**WHAT THE TASK ASKS**
What lines below contain the string "value"? List them all.

(Dataset excerpts)
◇ ◇ ◇
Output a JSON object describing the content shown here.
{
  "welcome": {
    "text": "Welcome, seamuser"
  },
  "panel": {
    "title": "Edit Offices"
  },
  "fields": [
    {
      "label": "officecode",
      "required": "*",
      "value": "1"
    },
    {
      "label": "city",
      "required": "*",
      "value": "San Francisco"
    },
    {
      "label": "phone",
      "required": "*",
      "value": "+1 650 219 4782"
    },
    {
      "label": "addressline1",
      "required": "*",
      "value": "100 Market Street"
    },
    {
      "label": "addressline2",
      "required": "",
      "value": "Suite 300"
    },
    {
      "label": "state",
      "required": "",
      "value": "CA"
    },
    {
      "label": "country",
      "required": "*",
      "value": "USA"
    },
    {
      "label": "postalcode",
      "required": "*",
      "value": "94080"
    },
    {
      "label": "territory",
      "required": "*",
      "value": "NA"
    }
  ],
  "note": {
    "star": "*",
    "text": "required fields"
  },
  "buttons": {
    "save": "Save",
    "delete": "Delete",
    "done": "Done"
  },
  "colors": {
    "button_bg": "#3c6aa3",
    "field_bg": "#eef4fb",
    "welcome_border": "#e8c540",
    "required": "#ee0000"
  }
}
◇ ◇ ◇
**REPLY**
      "value": "1"
      "value": "San Francisco"
      "value": "+1 650 219 4782"
      "value": "100 Market Street"
      "value": "Suite 300"
      "value": "CA"
      "value": "USA"
      "value": "94080"
      "value": "NA"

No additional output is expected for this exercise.